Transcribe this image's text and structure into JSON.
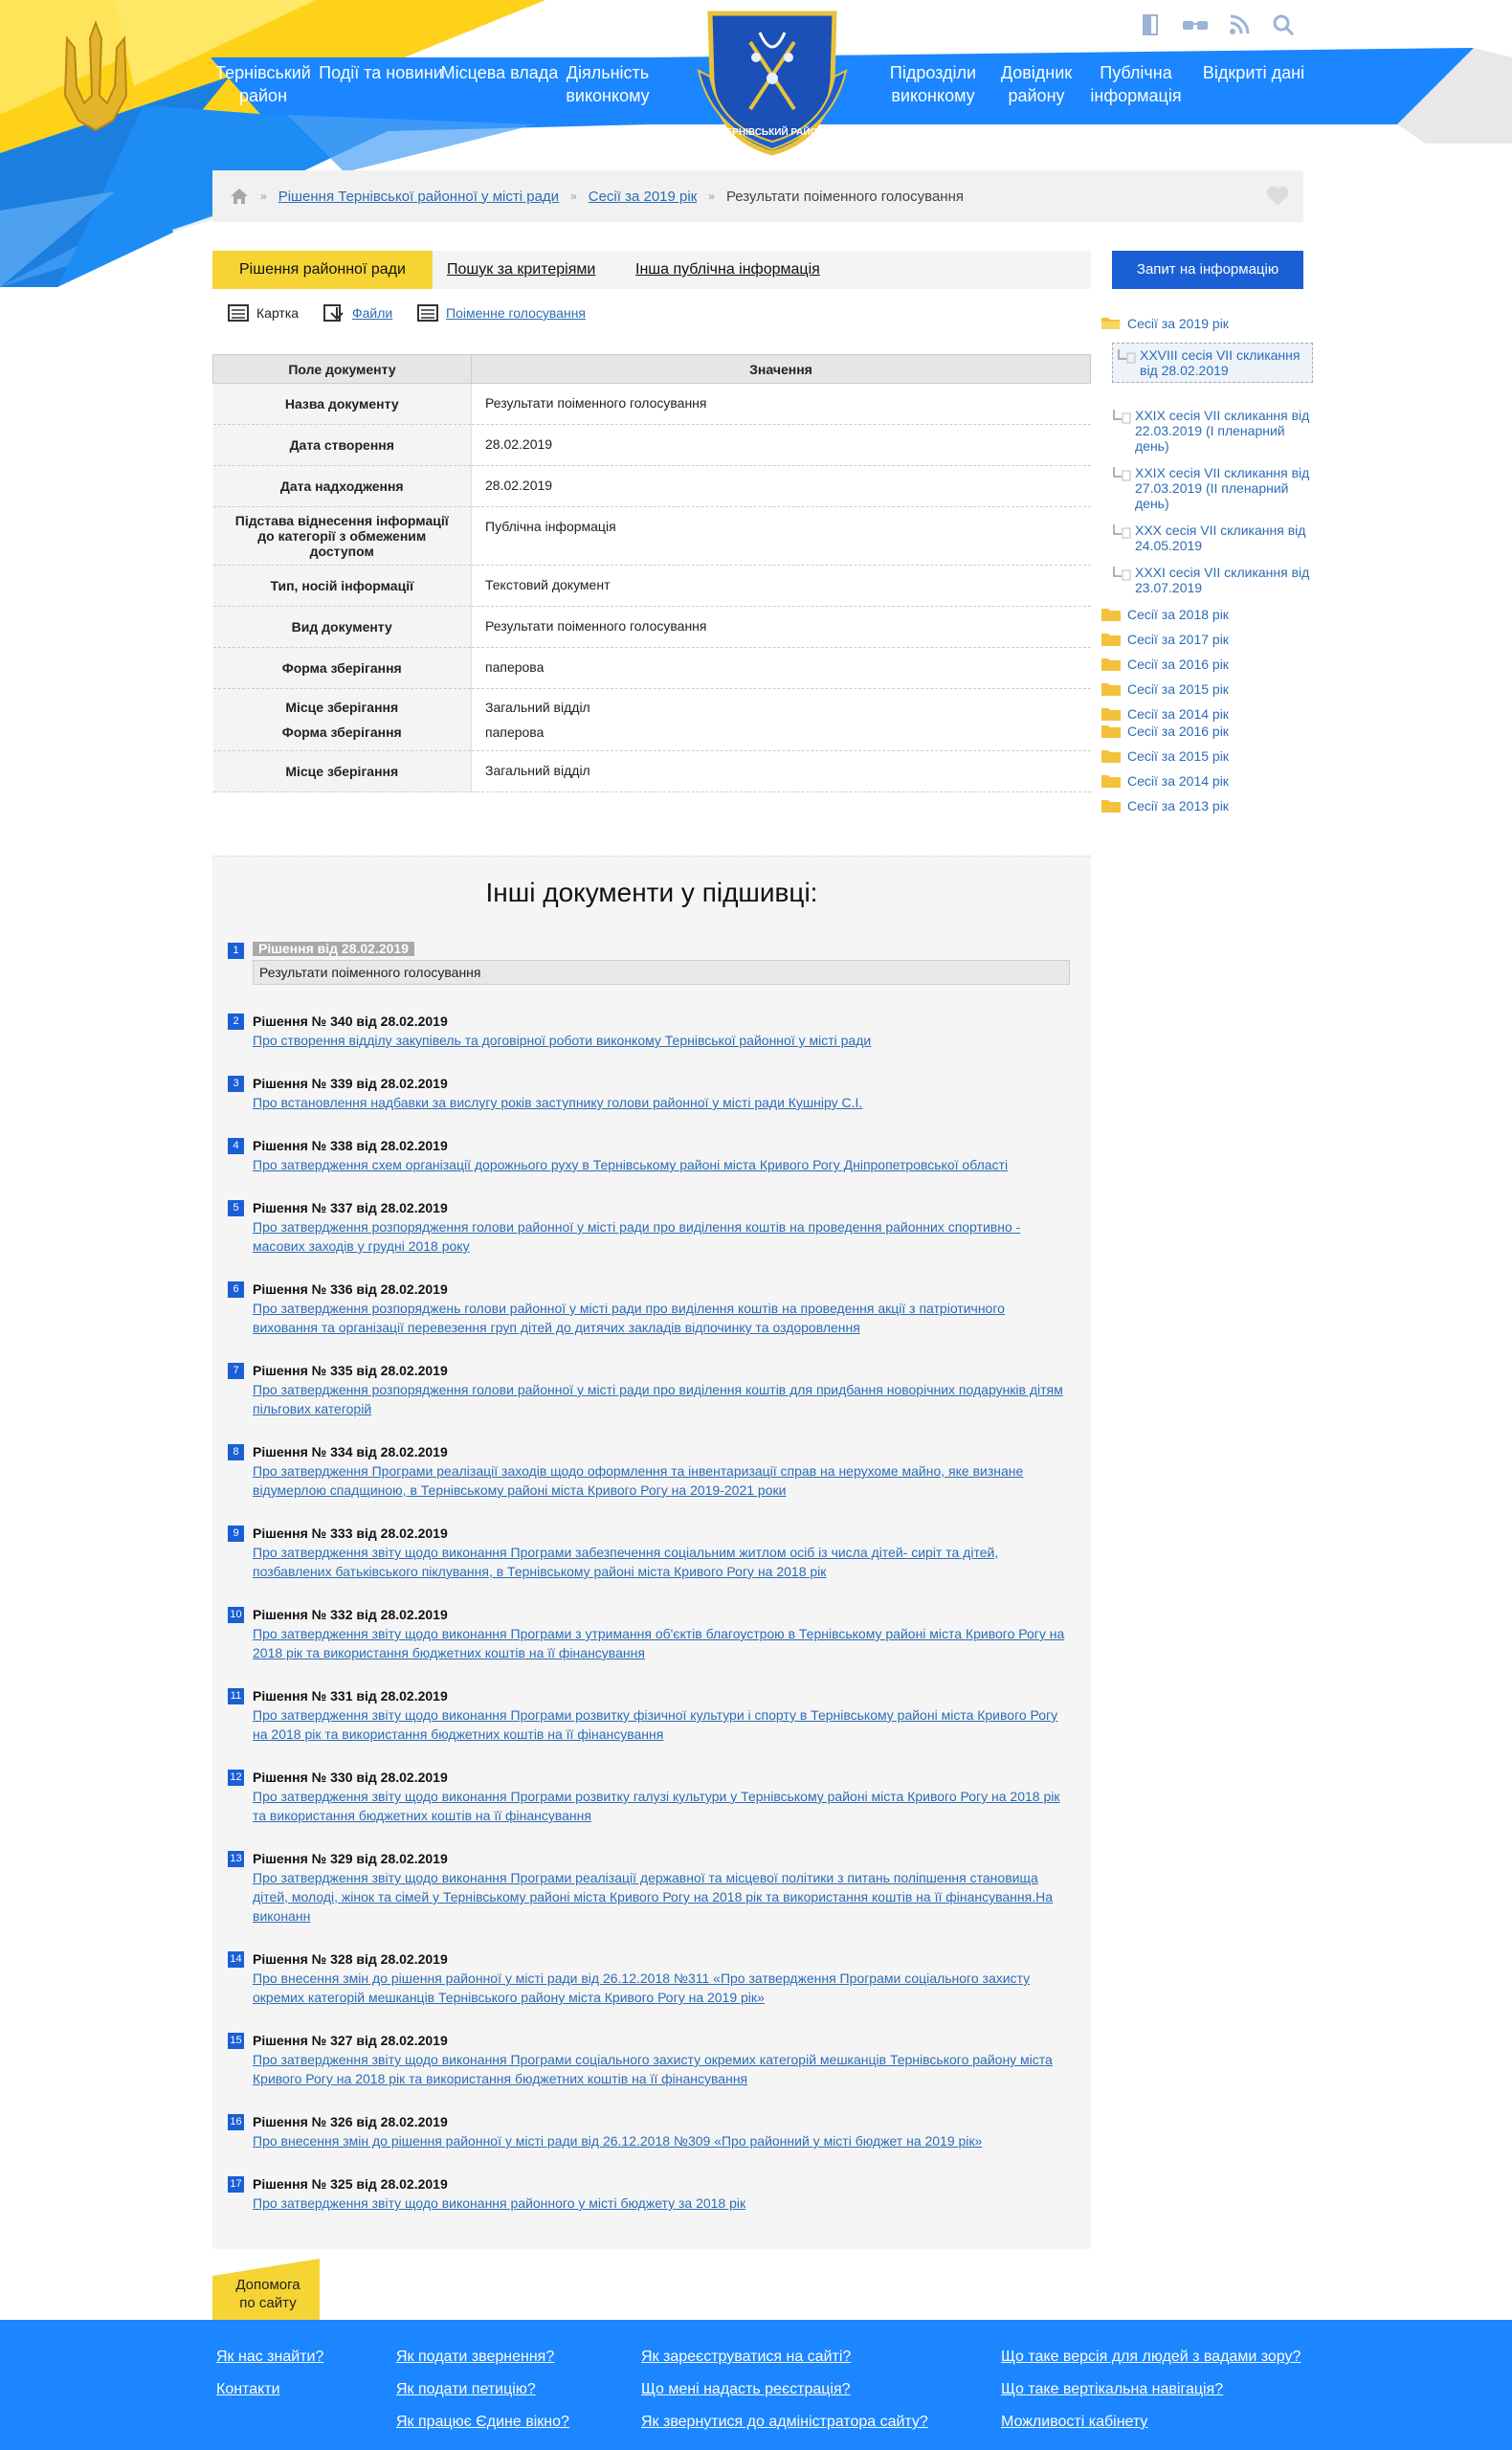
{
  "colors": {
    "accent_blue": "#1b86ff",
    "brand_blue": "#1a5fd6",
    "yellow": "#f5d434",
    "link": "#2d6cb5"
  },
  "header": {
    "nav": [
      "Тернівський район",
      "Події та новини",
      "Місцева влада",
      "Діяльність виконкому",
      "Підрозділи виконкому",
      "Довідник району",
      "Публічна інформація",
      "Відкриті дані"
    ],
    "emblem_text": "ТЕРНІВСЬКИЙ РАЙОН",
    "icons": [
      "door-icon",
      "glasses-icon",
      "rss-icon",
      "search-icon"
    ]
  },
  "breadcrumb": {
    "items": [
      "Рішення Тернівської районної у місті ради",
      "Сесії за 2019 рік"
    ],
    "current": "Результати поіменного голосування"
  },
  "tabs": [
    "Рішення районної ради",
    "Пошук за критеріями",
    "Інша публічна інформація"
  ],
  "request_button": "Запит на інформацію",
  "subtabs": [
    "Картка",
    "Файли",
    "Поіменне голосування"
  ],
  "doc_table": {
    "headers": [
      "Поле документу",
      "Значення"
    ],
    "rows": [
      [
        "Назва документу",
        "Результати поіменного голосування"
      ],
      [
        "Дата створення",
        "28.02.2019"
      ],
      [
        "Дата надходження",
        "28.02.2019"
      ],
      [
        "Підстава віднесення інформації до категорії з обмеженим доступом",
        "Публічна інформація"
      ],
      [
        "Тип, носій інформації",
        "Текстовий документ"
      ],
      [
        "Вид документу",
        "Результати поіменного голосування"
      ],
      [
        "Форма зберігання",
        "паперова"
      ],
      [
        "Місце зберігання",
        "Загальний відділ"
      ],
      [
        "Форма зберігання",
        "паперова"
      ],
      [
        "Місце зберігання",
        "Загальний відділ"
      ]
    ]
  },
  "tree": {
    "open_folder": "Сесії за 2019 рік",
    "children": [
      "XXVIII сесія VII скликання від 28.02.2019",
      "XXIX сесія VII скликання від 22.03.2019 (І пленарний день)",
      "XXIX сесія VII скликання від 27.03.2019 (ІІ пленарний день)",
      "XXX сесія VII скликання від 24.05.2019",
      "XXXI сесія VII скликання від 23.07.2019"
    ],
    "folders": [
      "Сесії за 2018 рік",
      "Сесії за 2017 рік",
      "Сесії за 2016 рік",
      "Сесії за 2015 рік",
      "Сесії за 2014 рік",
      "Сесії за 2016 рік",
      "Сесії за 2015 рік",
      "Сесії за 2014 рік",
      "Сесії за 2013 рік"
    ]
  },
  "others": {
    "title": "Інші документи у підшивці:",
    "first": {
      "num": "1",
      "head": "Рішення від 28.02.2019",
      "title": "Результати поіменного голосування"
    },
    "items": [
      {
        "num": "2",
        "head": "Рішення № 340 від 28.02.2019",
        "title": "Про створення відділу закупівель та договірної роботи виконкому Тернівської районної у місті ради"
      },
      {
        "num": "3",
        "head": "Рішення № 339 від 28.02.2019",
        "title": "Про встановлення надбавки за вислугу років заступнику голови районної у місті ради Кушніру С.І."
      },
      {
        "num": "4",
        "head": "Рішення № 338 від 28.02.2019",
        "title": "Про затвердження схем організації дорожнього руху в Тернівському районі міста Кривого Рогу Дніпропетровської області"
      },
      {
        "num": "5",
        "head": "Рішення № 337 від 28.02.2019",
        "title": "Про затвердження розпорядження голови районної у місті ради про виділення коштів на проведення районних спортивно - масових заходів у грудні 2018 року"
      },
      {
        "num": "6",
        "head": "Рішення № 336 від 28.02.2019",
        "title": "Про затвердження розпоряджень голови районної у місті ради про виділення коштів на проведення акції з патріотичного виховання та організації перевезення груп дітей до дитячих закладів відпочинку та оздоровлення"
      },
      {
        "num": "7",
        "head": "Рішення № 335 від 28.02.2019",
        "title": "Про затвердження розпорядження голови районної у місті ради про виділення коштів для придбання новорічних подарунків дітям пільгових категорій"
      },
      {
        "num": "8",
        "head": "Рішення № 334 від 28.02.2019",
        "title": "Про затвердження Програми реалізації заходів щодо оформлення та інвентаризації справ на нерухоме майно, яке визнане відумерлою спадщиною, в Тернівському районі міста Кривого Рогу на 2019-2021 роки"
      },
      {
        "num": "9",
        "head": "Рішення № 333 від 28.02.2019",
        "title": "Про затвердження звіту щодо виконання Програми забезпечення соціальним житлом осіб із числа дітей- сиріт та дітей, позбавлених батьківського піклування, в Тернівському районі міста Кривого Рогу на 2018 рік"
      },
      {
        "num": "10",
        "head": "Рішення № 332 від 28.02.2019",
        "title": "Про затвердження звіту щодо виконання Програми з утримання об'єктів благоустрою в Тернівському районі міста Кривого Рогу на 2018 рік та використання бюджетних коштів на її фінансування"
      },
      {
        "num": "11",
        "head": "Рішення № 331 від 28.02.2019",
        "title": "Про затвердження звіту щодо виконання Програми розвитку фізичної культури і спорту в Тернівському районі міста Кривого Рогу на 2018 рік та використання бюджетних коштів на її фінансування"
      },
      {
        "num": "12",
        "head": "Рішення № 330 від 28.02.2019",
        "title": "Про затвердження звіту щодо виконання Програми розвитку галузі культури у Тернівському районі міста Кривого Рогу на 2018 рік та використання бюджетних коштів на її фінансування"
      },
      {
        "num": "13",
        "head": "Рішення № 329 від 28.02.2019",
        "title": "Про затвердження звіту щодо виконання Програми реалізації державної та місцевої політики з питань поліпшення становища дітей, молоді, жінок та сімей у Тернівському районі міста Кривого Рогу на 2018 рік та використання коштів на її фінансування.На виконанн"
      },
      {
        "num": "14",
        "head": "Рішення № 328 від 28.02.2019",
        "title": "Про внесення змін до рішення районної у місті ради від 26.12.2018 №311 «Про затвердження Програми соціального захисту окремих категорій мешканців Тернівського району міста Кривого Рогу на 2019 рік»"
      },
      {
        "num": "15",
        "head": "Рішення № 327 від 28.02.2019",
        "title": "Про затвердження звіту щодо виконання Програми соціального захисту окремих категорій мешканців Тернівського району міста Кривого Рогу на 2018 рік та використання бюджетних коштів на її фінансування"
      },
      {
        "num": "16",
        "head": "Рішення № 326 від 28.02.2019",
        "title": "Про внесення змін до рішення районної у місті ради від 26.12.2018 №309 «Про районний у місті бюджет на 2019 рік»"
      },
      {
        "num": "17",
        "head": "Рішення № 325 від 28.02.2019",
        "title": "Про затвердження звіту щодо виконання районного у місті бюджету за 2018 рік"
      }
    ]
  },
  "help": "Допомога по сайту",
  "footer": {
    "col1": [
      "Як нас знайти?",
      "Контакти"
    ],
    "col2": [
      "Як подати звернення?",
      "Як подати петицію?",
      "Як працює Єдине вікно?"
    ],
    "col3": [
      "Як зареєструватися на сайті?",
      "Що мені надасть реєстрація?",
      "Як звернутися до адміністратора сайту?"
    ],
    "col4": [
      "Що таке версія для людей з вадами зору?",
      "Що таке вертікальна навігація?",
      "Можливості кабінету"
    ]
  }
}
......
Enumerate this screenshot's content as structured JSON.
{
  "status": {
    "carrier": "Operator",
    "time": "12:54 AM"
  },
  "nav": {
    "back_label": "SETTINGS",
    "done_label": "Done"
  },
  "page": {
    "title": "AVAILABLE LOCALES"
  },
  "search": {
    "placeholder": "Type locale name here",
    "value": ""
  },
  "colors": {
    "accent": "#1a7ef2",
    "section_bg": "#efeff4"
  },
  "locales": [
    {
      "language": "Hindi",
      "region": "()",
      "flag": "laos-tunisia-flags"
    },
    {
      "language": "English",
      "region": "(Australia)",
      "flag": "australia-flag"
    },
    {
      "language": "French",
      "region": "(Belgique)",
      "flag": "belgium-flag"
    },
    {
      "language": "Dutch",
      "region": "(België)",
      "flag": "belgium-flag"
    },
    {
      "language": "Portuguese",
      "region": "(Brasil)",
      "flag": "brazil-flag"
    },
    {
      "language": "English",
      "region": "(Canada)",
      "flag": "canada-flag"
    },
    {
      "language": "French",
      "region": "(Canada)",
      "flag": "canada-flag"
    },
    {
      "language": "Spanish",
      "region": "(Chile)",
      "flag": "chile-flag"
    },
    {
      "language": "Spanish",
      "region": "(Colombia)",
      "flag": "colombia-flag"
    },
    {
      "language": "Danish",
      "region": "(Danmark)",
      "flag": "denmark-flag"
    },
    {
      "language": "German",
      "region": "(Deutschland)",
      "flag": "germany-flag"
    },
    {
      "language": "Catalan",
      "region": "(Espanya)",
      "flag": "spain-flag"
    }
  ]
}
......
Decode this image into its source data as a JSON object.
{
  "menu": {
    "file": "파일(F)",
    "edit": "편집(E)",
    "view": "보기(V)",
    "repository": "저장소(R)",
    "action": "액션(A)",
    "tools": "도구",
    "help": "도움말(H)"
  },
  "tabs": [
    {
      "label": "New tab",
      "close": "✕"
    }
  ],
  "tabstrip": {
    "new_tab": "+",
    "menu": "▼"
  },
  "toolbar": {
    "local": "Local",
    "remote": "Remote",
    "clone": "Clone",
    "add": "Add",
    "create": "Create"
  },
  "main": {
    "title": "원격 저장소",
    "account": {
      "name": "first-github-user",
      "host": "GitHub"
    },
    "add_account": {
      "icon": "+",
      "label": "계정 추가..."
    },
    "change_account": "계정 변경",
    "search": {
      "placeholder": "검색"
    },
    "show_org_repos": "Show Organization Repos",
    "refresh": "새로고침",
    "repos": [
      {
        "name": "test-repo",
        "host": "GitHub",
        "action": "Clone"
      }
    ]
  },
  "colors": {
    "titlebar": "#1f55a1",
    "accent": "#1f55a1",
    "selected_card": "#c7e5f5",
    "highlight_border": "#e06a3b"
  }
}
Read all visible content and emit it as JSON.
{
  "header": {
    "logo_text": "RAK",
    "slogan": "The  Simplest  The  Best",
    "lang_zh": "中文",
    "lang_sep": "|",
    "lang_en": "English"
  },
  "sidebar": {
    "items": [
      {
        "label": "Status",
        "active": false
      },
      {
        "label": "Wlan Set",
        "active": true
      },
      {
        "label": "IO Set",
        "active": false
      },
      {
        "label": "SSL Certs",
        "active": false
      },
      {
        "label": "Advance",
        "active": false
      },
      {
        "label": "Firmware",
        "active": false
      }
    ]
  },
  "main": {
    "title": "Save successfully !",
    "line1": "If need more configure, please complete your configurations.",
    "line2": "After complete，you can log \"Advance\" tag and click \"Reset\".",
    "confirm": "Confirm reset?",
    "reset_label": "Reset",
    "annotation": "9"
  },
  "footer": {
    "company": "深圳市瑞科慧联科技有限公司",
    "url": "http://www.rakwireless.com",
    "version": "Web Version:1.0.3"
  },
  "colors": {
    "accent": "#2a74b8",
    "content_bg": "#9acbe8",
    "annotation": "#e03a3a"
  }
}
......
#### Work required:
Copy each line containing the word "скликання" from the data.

#### Answer for this exercise:
      "XXVIII сесія VII скликання від 28.02.2019",
      "XXIX сесія VII скликання від 22.03.2019 (І пленарний день)",
      "XXIX сесія VII скликання від 27.03.2019 (ІІ пленарний день)",
      "XXX сесія VII скликання від 24.05.2019",
      "XXXI сесія VII скликання від 23.07.2019"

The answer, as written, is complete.